This is the first time in 10 years that I've been fasting. I made the decision in July 2004 to pursue Amma-related Hindu practices as my main practice and, even though I had wavered in that decision by returning to salat briefly in 2010-11, and then returning to the Hindu practices once again, and then noticing that my practices were trailing off altogether, I made the decision to resume salat this past January, starting with maghrib, and I haven't turned back since. In fact, the Amma programs took place in New York and Boston this month, but I didn't attend any of them. I have effectively walked away from that experience.
It may seem like somewhat of an odd thought to have, but at some point this past January I thought what a shame it was that, so long as I continued to practice Hinduism (or continued to waver), I probably wouldn't find the time to read some of the Islamic books I had, including completing reading ones I had had for some time as well as reading some of the ones I had acquired during my in-between phase in 2010-11.
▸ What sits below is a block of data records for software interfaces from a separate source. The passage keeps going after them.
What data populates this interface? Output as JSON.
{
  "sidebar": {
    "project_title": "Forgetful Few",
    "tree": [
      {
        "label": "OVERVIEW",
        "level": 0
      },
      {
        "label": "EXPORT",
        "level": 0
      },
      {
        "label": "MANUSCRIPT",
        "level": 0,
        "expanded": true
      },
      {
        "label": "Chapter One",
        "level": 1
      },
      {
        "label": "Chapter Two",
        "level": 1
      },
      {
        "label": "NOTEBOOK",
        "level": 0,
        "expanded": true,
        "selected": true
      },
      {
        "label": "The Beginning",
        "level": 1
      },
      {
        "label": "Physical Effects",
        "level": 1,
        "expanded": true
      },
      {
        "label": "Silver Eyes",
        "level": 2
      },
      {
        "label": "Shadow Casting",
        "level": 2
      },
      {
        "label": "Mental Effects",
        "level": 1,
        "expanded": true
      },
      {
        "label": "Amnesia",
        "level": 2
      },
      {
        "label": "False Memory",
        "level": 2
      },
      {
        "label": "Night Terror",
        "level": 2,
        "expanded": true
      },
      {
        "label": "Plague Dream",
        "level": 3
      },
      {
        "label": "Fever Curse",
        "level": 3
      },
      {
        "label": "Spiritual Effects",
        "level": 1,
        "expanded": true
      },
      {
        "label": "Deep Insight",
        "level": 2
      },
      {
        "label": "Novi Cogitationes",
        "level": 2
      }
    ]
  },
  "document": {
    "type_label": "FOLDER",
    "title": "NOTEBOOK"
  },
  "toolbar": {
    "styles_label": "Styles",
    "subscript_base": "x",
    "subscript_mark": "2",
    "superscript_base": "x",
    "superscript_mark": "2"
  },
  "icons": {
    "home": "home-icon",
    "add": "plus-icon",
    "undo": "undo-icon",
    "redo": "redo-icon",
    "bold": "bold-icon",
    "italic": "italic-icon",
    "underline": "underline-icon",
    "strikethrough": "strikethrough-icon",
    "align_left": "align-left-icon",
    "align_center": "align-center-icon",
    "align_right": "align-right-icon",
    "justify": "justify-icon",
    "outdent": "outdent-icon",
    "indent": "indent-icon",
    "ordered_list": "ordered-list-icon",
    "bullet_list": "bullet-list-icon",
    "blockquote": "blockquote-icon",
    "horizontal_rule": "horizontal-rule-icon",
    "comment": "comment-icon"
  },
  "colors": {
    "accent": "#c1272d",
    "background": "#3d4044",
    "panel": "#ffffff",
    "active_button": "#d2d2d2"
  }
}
Then again, maybe that's not such an odd thought. I tried to force the issue of spiritual community for a number of years, spurred on in part by things I had read that were written by spiritual teachers (including Lex Hixon). Realistically, in my experience, in order to participate effectively in spiritual groups it is necessary to live in or near a relatively large city, and/or to have enough disposable time and income to spend on a regular basis. Not that it's necessary to give a lot in donations or fees, but it helps to have enough money to travel to events without having to worry about it.
I've decided to relax about that as much as I can. It's enough for me now to read and to pray and to make use of resources on the internet (including Shaykha's sohbets, etc.).
As I've written before, I'm perfectly capable of becoming elevated by spiritual reading and practices. On the other hand, when I feel inclined to view politically-oriented documentaries or feature films, or to read political or philosophical literature that has a bit of toughness to it, I choose to give some scope to that. I think that's another reason why it's good for me to keep my options open and my schedule as flexible as possible. Recently, after seeing the Dirty Wars film, I returned to reading my ebook version of Jeremy Scahill's book. Along similar lines, I spent some time today looking at documentaries online about the former Yugoslavia. I find that, in my reading about Islam in contemporary social contexts, I like to go back and forth between perspectives from before and after 9/11.
With the recent (and ongoing) examination of ethical failures in my department, I've begun to consider that some of the uneasiness I have felt in the department may have been a result of secrets and festering issues, and not primarily a reflection of fundamental inadequacy within myself that I could somehow (and so far in vain) hope to "cure" with what British psychologist David Smail terms "magical voluntarism." Similarly, with each cultural setback and political disappointment, I have to acknowledge that it really is a burden to live in the post-9/11 U.S.
My computer's doing automatic backup, so I'll sign off before it shuts down automatically.